“Is there anything else you feel we should have asked you about today?”
It offers a last opportunity for you to bring up anything important that hasn’t already been covered but be careful what you say. You want to leave a strong, positive impression so don’t say anything that might damage your chances.
As the candidate you need to have questions prepared too. Good, boilerplate examples are things like
- What salary are you offering?
- When will I hear?
- When do you need someone to start?
You could also try something more creative such as
- Why do you like working here?
- What would you say is the best thing about the company?
On the subject of salary…
As a candidate you absolutely must make sure salary is discussed at the interview. You’re never going to get a number there and then but you need a ball park figure to work on.
Asking your interviewer to cover the entire package is equally important and may reveal a few hidden surprises too. For example when I was interviewed by Symbian Software in 2004 I discovered I could pay up to 14% of my salary into the pension and Symbian would match that too.
The 39 steps to the lift…
…is a time for making small talk. Avoid the deafening silence at all cost by asking them about the office space or anything else that comes to mind.
Use this time to look at the other employees too, some of them may be your future work buddies! Are they happy? Do they look stressed? How are they dressed? How old are their desks/PCs/monitors/laptops? Is the air fresh or stale?
The final handshake…
…should be firm with good, strong eye contact and a polite smile (you wouldn’t believe how important all this is!).
Thank your interviewer for their time return your visitor’s pass if you have one and leave.

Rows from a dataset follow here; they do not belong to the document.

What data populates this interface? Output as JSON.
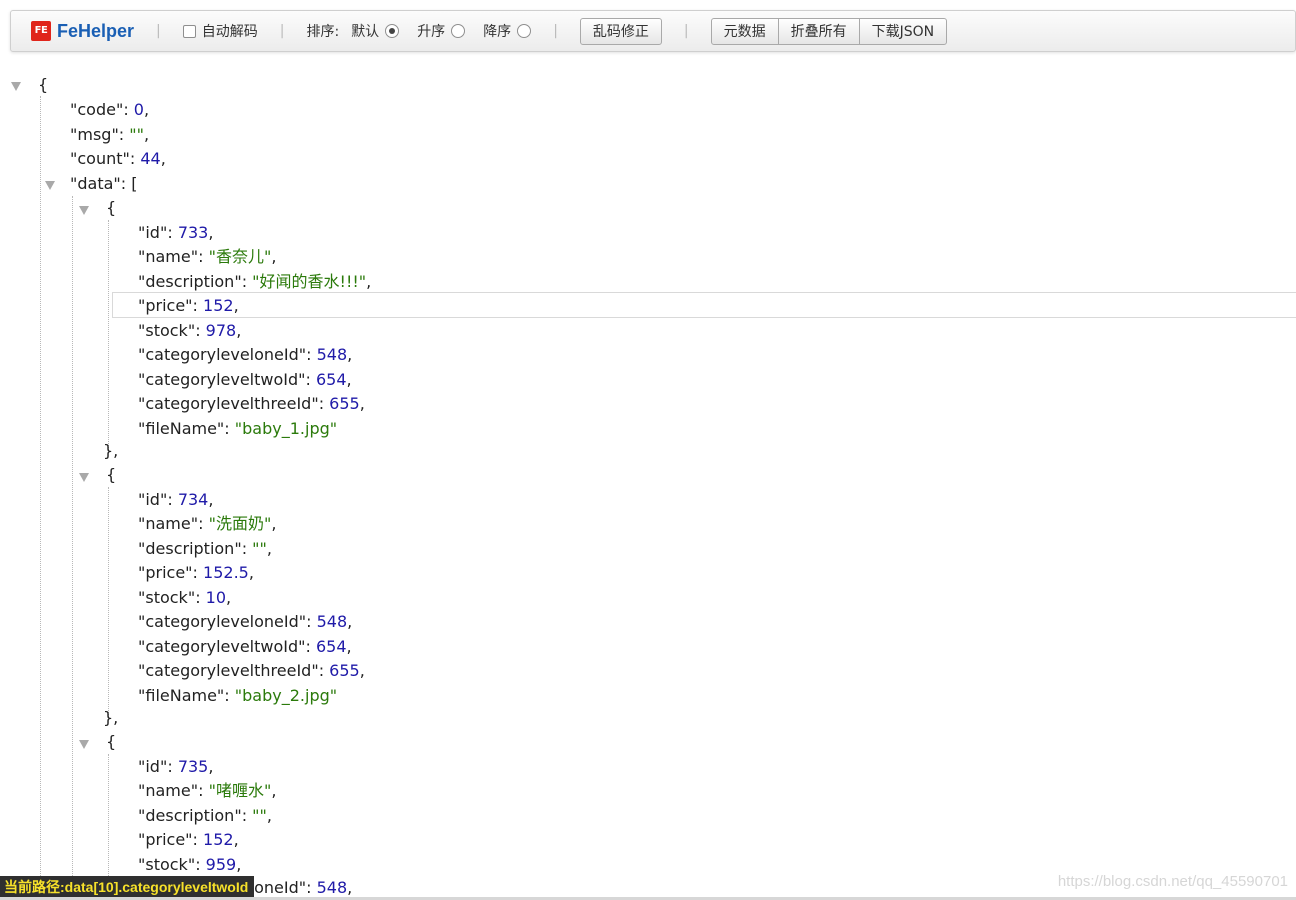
{
  "toolbar": {
    "brand_logo": "FE",
    "brand_name": "FeHelper",
    "auto_decode_label": "自动解码",
    "sort_label": "排序:",
    "sort_default": "默认",
    "sort_asc": "升序",
    "sort_desc": "降序",
    "fix_garbled_label": "乱码修正",
    "metadata_label": "元数据",
    "collapse_all_label": "折叠所有",
    "download_json_label": "下载JSON",
    "separator": "|"
  },
  "json": {
    "root_open": "{",
    "code_key": "\"code\"",
    "code_val": "0",
    "msg_key": "\"msg\"",
    "msg_val": "\"\"",
    "count_key": "\"count\"",
    "count_val": "44",
    "data_key": "\"data\"",
    "data_open": "[",
    "items": [
      {
        "id": "733",
        "name": "\"香奈儿\"",
        "description": "\"好闻的香水!!!\"",
        "price": "152",
        "stock": "978",
        "categoryleveloneId": "548",
        "categoryleveltwoId": "654",
        "categorylevelthreeId": "655",
        "fileName": "\"baby_1.jpg\""
      },
      {
        "id": "734",
        "name": "\"洗面奶\"",
        "description": "\"\"",
        "price": "152.5",
        "stock": "10",
        "categoryleveloneId": "548",
        "categoryleveltwoId": "654",
        "categorylevelthreeId": "655",
        "fileName": "\"baby_2.jpg\""
      },
      {
        "id": "735",
        "name": "\"啫喱水\"",
        "description": "\"\"",
        "price": "152",
        "stock": "959",
        "categoryleveloneId": "548"
      }
    ]
  },
  "status_bar": {
    "label": "当前路径:",
    "path": "data[10].categoryleveltwoId"
  },
  "watermark": "https://blog.csdn.net/qq_45590701"
}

On your way out don’t forget to look at the cars in the car park! Collectively they’ll reveal a lot about the company.